Home Missions has been provided increased synod support, which was made possible by Congregation Mission Offerings and the WELS Church Extension Fund grant. That, coupled with direct gifts to Home Missions from WELS members, provided enough funding for the six new mission starts. “One of the neat things is the cooperation of each district mission board in determining the feasibility of these six sites. We had many excellent proposals presented and if we had the extra funds, we had at least three more missions we would have been willing to authorize,” says Free.

Learn more about the work of Home Missions at www.wels.net/missions.

Graduates preparing to serve

There are about 80 vacancies for pastor-trained workers throughout WELS. About 65 of those vacancies are for parish pastors. Forty-one pastoral candidates will be available for assignment in May upon graduating from Wisconsin Lutheran Seminary. There are also about 95 vacancies for teacher-trained workers, but it is still too early to determine how many vacancies there will be at assignment time, since this number will likely change significantly during the next three weeks. Approximately 36 men and 51 women will be available for assignment, after graduating from Martin Luther College, WELS’ ministry training college.

Conference of Presidents (COP)
The COP is concluding its yearlong effort to update and expand a document entitled, “Marriage, Divorce, and Re-Marriage.” The document was originally authored by Prof. Armin Schuetze and was first published in 1989. The revision is intended to address issues and questions that have become more prominent in recent years, particularly questions regarding how current temptations such as Internet pornography can affect the marriage bond.

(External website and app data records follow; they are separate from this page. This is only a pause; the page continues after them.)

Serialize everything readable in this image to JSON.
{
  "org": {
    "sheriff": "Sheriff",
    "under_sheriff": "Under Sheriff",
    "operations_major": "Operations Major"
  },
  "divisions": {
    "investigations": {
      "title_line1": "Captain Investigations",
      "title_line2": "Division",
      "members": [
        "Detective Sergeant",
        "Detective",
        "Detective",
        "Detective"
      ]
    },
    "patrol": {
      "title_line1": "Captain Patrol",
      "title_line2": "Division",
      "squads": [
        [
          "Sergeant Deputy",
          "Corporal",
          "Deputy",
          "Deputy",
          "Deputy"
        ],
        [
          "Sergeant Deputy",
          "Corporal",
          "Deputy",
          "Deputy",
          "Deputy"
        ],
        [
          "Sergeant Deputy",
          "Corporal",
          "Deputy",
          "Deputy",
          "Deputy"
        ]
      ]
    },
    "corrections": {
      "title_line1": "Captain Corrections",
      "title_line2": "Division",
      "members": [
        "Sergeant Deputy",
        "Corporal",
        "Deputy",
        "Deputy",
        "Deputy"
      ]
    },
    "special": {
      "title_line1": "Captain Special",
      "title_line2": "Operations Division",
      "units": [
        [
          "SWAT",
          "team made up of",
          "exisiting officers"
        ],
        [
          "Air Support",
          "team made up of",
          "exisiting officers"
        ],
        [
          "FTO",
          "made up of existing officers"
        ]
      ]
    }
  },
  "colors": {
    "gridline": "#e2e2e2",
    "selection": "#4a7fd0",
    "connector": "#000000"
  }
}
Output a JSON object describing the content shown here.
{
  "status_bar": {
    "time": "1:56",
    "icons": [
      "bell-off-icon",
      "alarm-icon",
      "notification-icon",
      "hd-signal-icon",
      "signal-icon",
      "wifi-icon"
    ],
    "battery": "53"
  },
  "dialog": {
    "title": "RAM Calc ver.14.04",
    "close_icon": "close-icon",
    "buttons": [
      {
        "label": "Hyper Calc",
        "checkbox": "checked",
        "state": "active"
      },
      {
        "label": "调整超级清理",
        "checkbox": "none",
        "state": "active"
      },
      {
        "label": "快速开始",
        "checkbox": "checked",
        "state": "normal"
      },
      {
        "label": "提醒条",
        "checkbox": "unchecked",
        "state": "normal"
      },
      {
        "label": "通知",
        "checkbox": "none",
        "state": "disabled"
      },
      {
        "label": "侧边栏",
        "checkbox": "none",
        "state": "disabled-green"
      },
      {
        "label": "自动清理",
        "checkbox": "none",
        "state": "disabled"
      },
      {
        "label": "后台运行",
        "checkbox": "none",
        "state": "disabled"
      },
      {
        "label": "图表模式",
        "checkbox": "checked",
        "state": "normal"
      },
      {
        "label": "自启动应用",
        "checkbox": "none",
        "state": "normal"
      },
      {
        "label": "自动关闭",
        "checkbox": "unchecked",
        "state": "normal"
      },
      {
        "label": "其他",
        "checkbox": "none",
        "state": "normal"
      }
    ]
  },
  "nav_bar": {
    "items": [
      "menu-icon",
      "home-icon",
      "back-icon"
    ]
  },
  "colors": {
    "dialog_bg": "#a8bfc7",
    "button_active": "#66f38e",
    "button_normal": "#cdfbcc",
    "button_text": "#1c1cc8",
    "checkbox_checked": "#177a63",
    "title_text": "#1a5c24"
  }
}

The final document is planned for publication later this spring.

The COP is working with the Ministry of Christian Giving (MCG) to plan the One in Christ synodwide debt retirement offering, which will be launched at the synod convention in July. The COP is also developing a communications plan for next fall to encourage Congregation Mission Offerings.

The COP will undertake an in-depth review of the Ministry of Christian Giving. This review is not to address any problems, but simply to identify areas in which the work of the MCG can be utilized most effectively and efficiently. The review will begin next January.

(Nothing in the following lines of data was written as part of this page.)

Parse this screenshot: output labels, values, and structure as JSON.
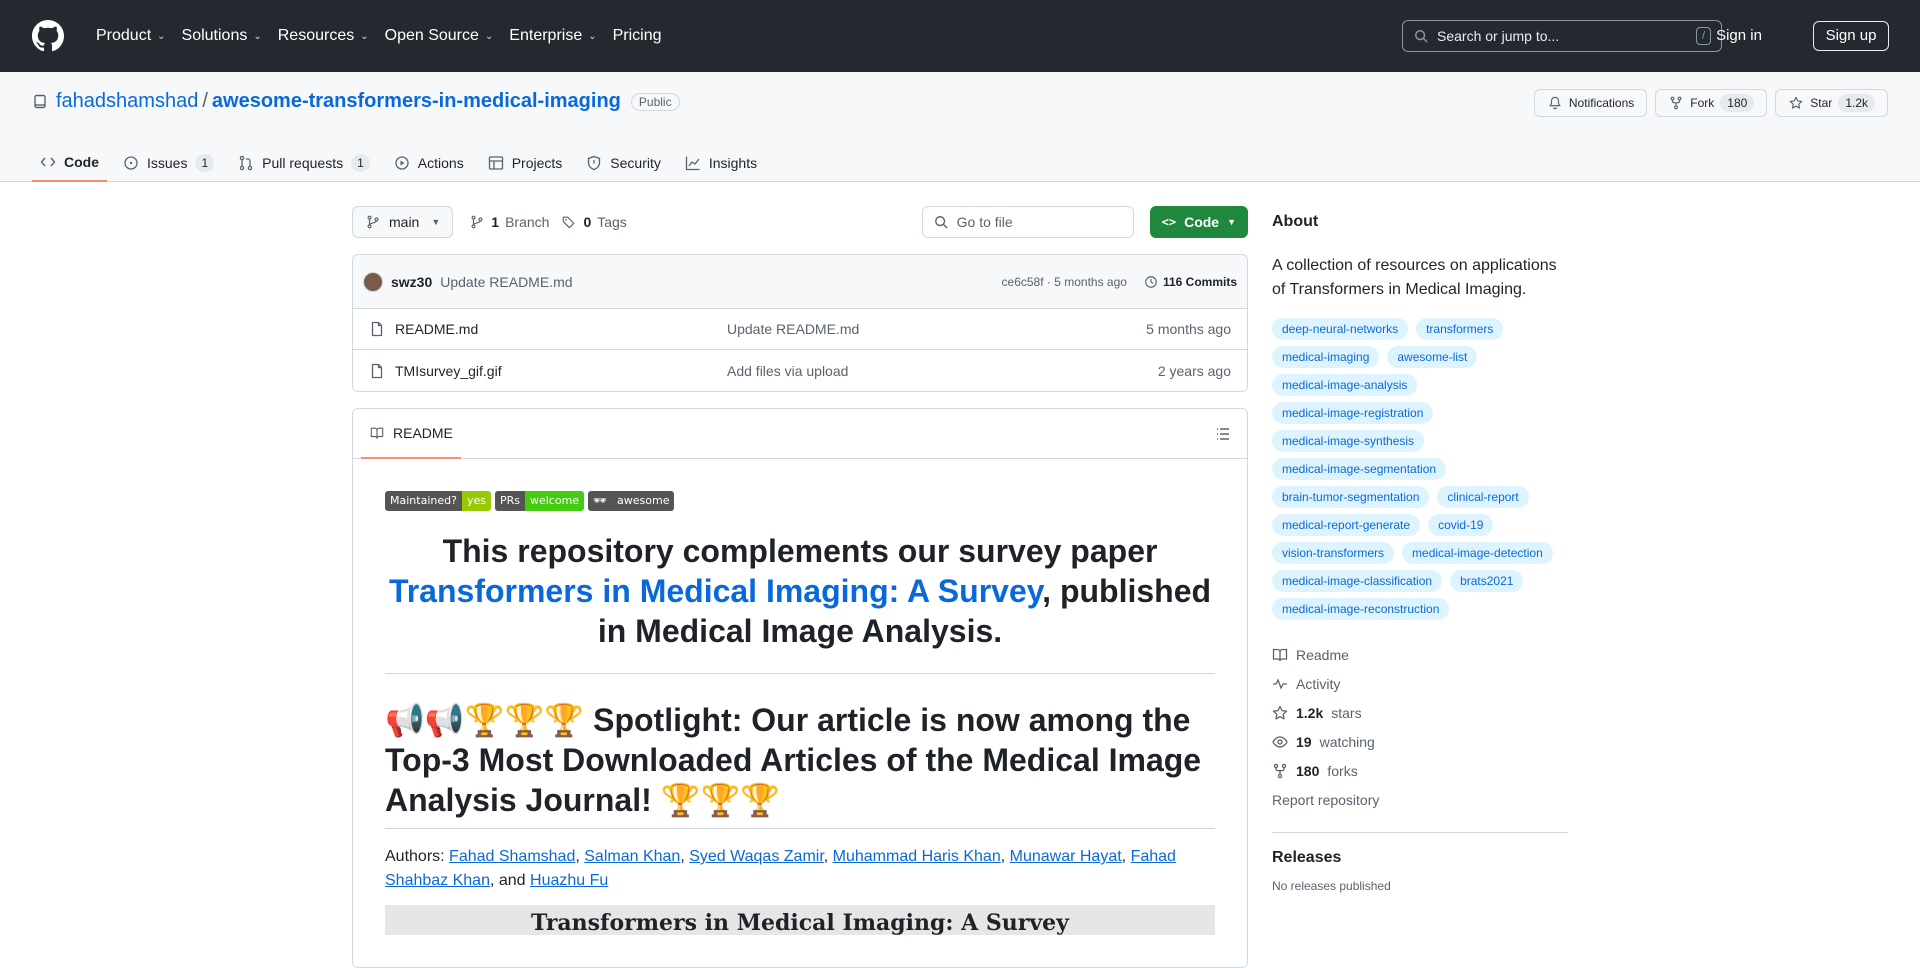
{
  "topnav": {
    "items": [
      {
        "label": "Product",
        "dropdown": true
      },
      {
        "label": "Solutions",
        "dropdown": true
      },
      {
        "label": "Resources",
        "dropdown": true
      },
      {
        "label": "Open Source",
        "dropdown": true
      },
      {
        "label": "Enterprise",
        "dropdown": true
      },
      {
        "label": "Pricing",
        "dropdown": false
      }
    ],
    "search_placeholder": "Search or jump to...",
    "search_shortcut": "/",
    "signin": "Sign in",
    "signup": "Sign up"
  },
  "repo": {
    "owner": "fahadshamshad",
    "separator": "/",
    "name": "awesome-transformers-in-medical-imaging",
    "visibility": "Public",
    "notifications_label": "Notifications",
    "fork_label": "Fork",
    "fork_count": "180",
    "star_label": "Star",
    "star_count": "1.2k"
  },
  "tabs": [
    {
      "label": "Code",
      "count": "",
      "icon": "code-icon"
    },
    {
      "label": "Issues",
      "count": "1",
      "icon": "issue-icon"
    },
    {
      "label": "Pull requests",
      "count": "1",
      "icon": "pull-request-icon"
    },
    {
      "label": "Actions",
      "count": "",
      "icon": "play-icon"
    },
    {
      "label": "Projects",
      "count": "",
      "icon": "table-icon"
    },
    {
      "label": "Security",
      "count": "",
      "icon": "shield-icon"
    },
    {
      "label": "Insights",
      "count": "",
      "icon": "graph-icon"
    }
  ],
  "toolbar": {
    "branch": "main",
    "branch_count": "1",
    "branch_label": "Branch",
    "tag_count": "0",
    "tag_label": "Tags",
    "gofile_placeholder": "Go to file",
    "code_button": "Code"
  },
  "commit": {
    "user": "swz30",
    "message": "Update README.md",
    "sha_time": "ce6c58f · 5 months ago",
    "commits": "116 Commits"
  },
  "files": [
    {
      "name": "README.md",
      "message": "Update README.md",
      "date": "5 months ago"
    },
    {
      "name": "TMIsurvey_gif.gif",
      "message": "Add files via upload",
      "date": "2 years ago"
    }
  ],
  "readme": {
    "tab": "README",
    "shields": [
      {
        "left": "Maintained?",
        "right": "yes",
        "right_color": "#97ca00"
      },
      {
        "left": "PRs",
        "right": "welcome",
        "right_color": "#4c1"
      },
      {
        "left": "🕶",
        "right": "awesome",
        "right_color": "#555"
      }
    ],
    "h1_before": "This repository complements our survey paper",
    "h1_link": "Transformers in Medical Imaging: A Survey",
    "h1_after": ", published in Medical Image Analysis.",
    "h2": "📢📢🏆🏆🏆 Spotlight: Our article is now among the Top-3 Most Downloaded Articles of the Medical Image Analysis Journal! 🏆🏆🏆",
    "authors_prefix": "Authors:",
    "authors": [
      "Fahad Shamshad",
      "Salman Khan",
      "Syed Waqas Zamir",
      "Muhammad Haris Khan",
      "Munawar Hayat",
      "Fahad Shahbaz Khan"
    ],
    "authors_and": ", and",
    "last_author": "Huazhu Fu",
    "paper_image_title": "Transformers in Medical Imaging: A Survey"
  },
  "about": {
    "title": "About",
    "description": "A collection of resources on applications of Transformers in Medical Imaging.",
    "topics": [
      "deep-neural-networks",
      "transformers",
      "medical-imaging",
      "awesome-list",
      "medical-image-analysis",
      "medical-image-registration",
      "medical-image-synthesis",
      "medical-image-segmentation",
      "brain-tumor-segmentation",
      "clinical-report",
      "medical-report-generate",
      "covid-19",
      "vision-transformers",
      "medical-image-detection",
      "medical-image-classification",
      "brats2021",
      "medical-image-reconstruction"
    ],
    "links": [
      {
        "icon": "book-icon",
        "bold": "",
        "label": "Readme"
      },
      {
        "icon": "pulse-icon",
        "bold": "",
        "label": "Activity"
      },
      {
        "icon": "star-icon",
        "bold": "1.2k",
        "label": "stars"
      },
      {
        "icon": "eye-icon",
        "bold": "19",
        "label": "watching"
      },
      {
        "icon": "fork-icon",
        "bold": "180",
        "label": "forks"
      }
    ],
    "report": "Report repository",
    "releases_title": "Releases",
    "no_releases": "No releases published"
  }
}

Synodical Council
The Synodical Council (SC) will be meeting later this week. After spending a shortened time addressing normal business, the SC will begin to develop the next Long Range Plan for the synod. The current In Christ Alone plan runs through 2017.

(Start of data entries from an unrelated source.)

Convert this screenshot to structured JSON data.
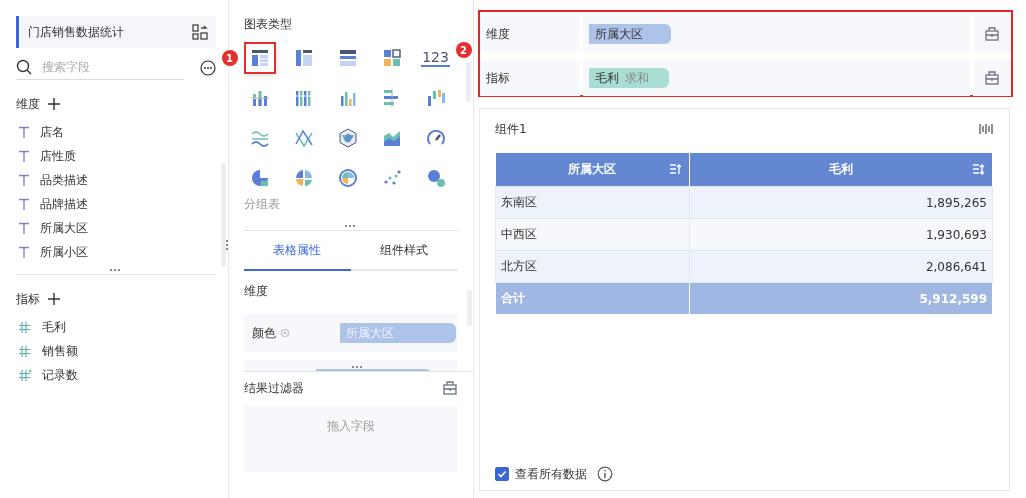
{
  "dataset": {
    "title": "门店销售数据统计"
  },
  "search": {
    "placeholder": "搜索字段"
  },
  "dimensions": {
    "title": "维度",
    "fields": [
      "店名",
      "店性质",
      "品类描述",
      "品牌描述",
      "所属大区",
      "所属小区"
    ]
  },
  "measures": {
    "title": "指标",
    "fields": [
      {
        "name": "毛利",
        "kind": "number"
      },
      {
        "name": "销售额",
        "kind": "number"
      },
      {
        "name": "记录数",
        "kind": "count"
      }
    ]
  },
  "chart_panel": {
    "title": "图表类型",
    "hint": "分组表",
    "types": [
      {
        "kind": "table",
        "selected": true
      },
      {
        "kind": "cross",
        "selected": false
      },
      {
        "kind": "detail",
        "selected": false
      },
      {
        "kind": "card",
        "selected": false
      },
      {
        "kind": "number",
        "label": "123",
        "selected": false
      },
      {
        "kind": "stack",
        "selected": false
      },
      {
        "kind": "group",
        "selected": false
      },
      {
        "kind": "column",
        "selected": false
      },
      {
        "kind": "bar",
        "selected": false
      },
      {
        "kind": "range",
        "selected": false
      },
      {
        "kind": "wave",
        "selected": false
      },
      {
        "kind": "cross-line",
        "selected": false
      },
      {
        "kind": "radar",
        "selected": false
      },
      {
        "kind": "area",
        "selected": false
      },
      {
        "kind": "gauge",
        "selected": false
      },
      {
        "kind": "pie",
        "selected": false
      },
      {
        "kind": "pie2",
        "selected": false
      },
      {
        "kind": "rose",
        "selected": false
      },
      {
        "kind": "scatter",
        "selected": false
      },
      {
        "kind": "bubble",
        "selected": false
      }
    ]
  },
  "property_tabs": [
    {
      "label": "表格属性",
      "selected": true
    },
    {
      "label": "组件样式",
      "selected": false
    }
  ],
  "properties": {
    "title": "维度",
    "rows": [
      {
        "label": "颜色",
        "value": "所属大区"
      }
    ]
  },
  "result_filter": {
    "title": "结果过滤器",
    "placeholder": "拖入字段"
  },
  "shelves": [
    {
      "label": "维度",
      "pills": [
        {
          "name": "所属大区",
          "kind": "dimension"
        }
      ]
    },
    {
      "label": "指标",
      "pills": [
        {
          "name": "毛利",
          "agg": "求和",
          "kind": "measure"
        }
      ]
    }
  ],
  "annotations": [
    "1",
    "2"
  ],
  "widget": {
    "title": "组件1",
    "table": {
      "columns": [
        {
          "label": "所属大区",
          "sorted": true
        },
        {
          "label": "毛利",
          "sorted": false
        }
      ],
      "rows": [
        [
          "东南区",
          "1,895,265"
        ],
        [
          "中西区",
          "1,930,693"
        ],
        [
          "北方区",
          "2,086,641"
        ]
      ],
      "total": [
        "合计",
        "5,912,599"
      ]
    },
    "show_all": {
      "label": "查看所有数据",
      "checked": true
    }
  }
}
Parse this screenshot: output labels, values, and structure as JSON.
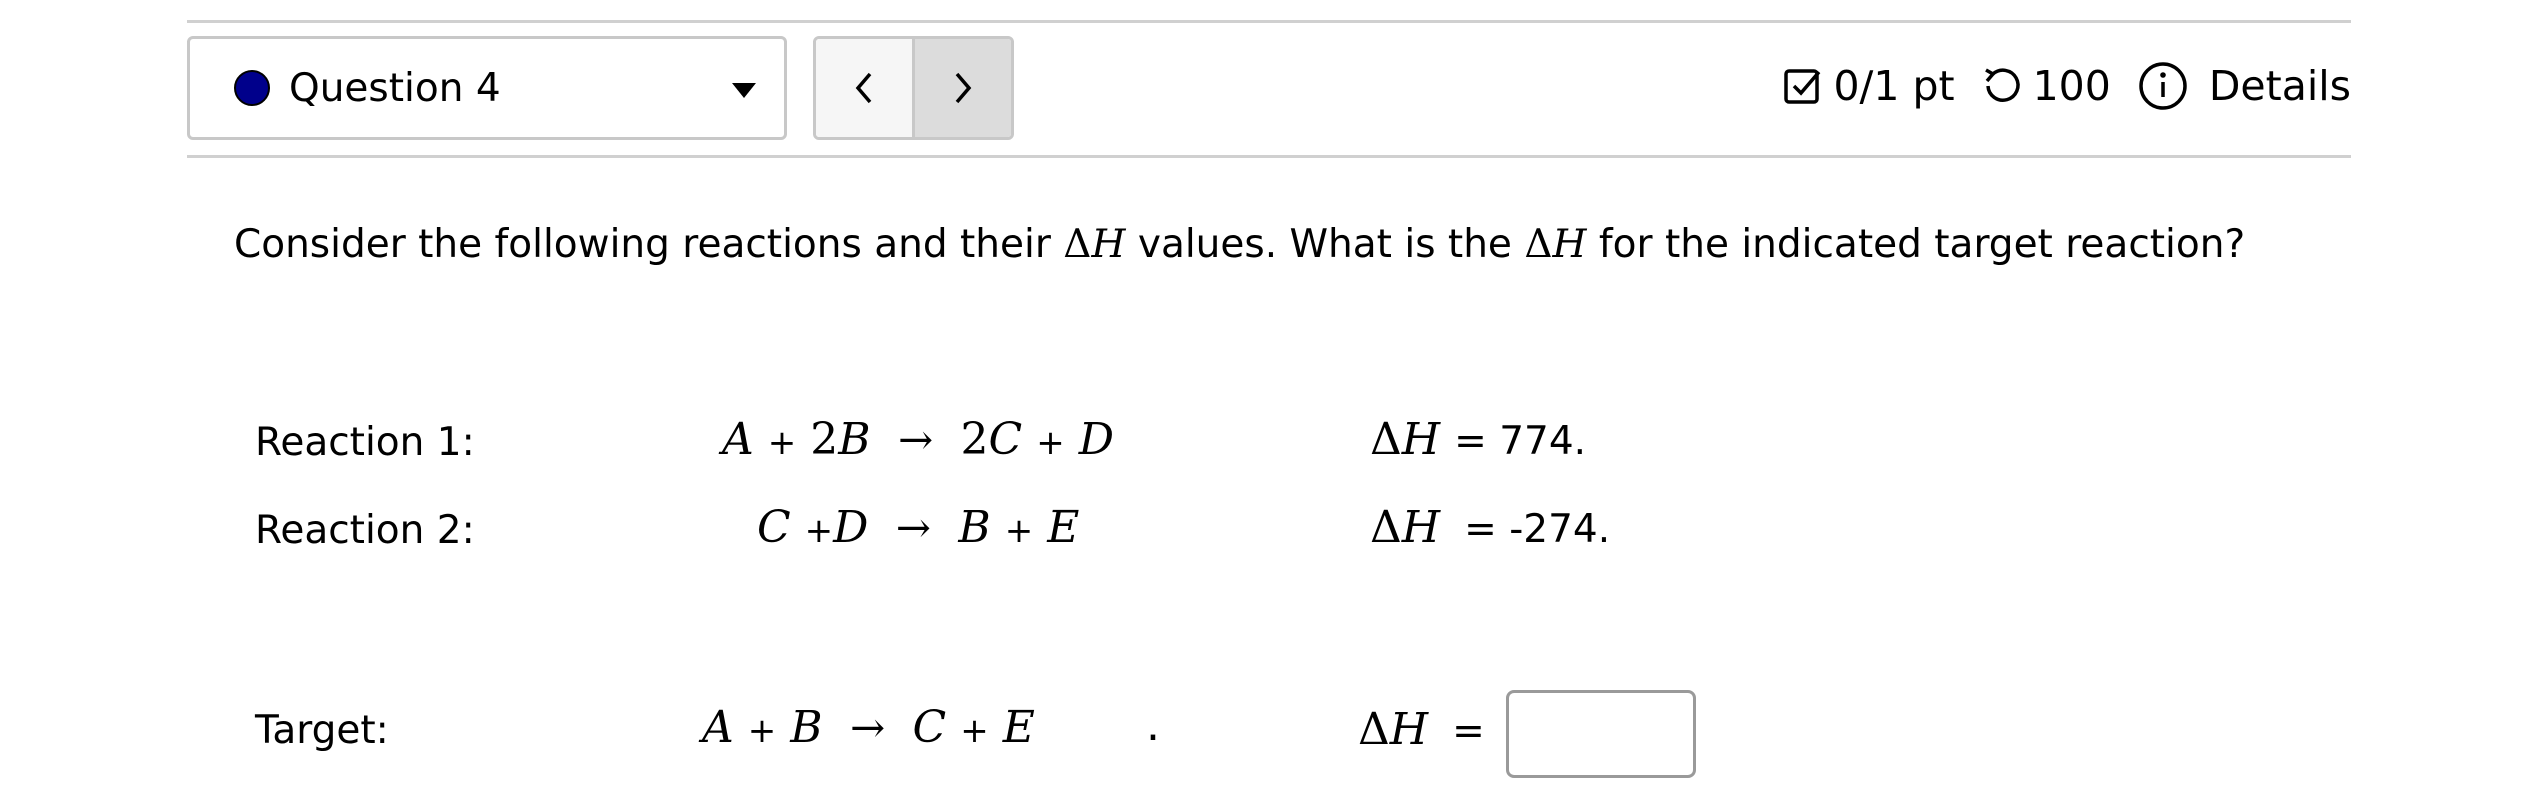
{
  "header": {
    "question_label": "Question 4",
    "status_color": "#00008b",
    "points": "0/1 pt",
    "attempts": "100",
    "details": "Details",
    "icons": {
      "points": "checkbox-icon",
      "attempts": "retry-icon",
      "details": "info-icon",
      "prev": "chevron-left-icon",
      "next": "chevron-right-icon",
      "dropdown": "caret-down-icon"
    }
  },
  "question": {
    "prefix": "Consider the following reactions and their",
    "middle": "values.  What is the",
    "suffix": "for the indicated target reaction?",
    "delta": "Δ",
    "h": "H"
  },
  "reactions": [
    {
      "label": "Reaction 1:",
      "equation": "A + 2B → 2C + D",
      "dh_symbol": "ΔH",
      "dh_value": "= 774."
    },
    {
      "label": "Reaction 2:",
      "equation": "C +D → B + E",
      "dh_symbol": "ΔH",
      "dh_value": "= -274."
    }
  ],
  "target": {
    "label": "Target:",
    "equation": "A + B → C + E",
    "trailing": ".",
    "dh_symbol": "ΔH",
    "dh_equals": "=",
    "answer_value": ""
  }
}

The Book of Reports and Memorials, which contains the reports and recommendations that will be addressed by the synod convention in July, will be distributed during the second week of May. An online version will be available about a week before the published version is shipped.

Discussions with the Church of the Lutheran Confession
Representatives of WELS, the Evangelical Lutheran Synod (ELS), and the Church of the Lutheran Confession (CLC) conducted a second round of doctrinal discussions on Fri., April 17. Discussion centered on a document that summarizes the biblical doctrine of church fellowship. The meeting was cordial and productive. A third meeting is planned for August. [Note: the CLC was formed in the 1950’s by individuals and congregations that left WELS and the ELS out of concern that WELS and the ELS were not breaking fellowship with the Missouri Synod. The CLC has not been in fellowship with WELS and the ELS since that time. The CLC is comprised of about 70 congregations and operates its own seminary, college, and high school in Eau Claire, Wis. The CLC also works in several foreign mission fields.]

Prayers requested for the Ukrainian Lutheran Church
The Ukrainian Lutheran Church (ULC), our partner synod in Ukraine, is facing new challenges as a result of the conflict with Russian separatists. Even though the government has exempted Orthodox and Greek Catholic priests from the military draft, no such exemption has been made for Lutheran pastors. Already two pastors serving multiple congregations have been drafted into the Ukrainian military, leaving their congregations without shepherds. We are contacting the ULC to ask what we might do to help. In the meantime, our fervent prayers will be much appreciated by our Lutheran brothers and sisters in Ukraine.

Serving in Christ,
President Mark Schroeder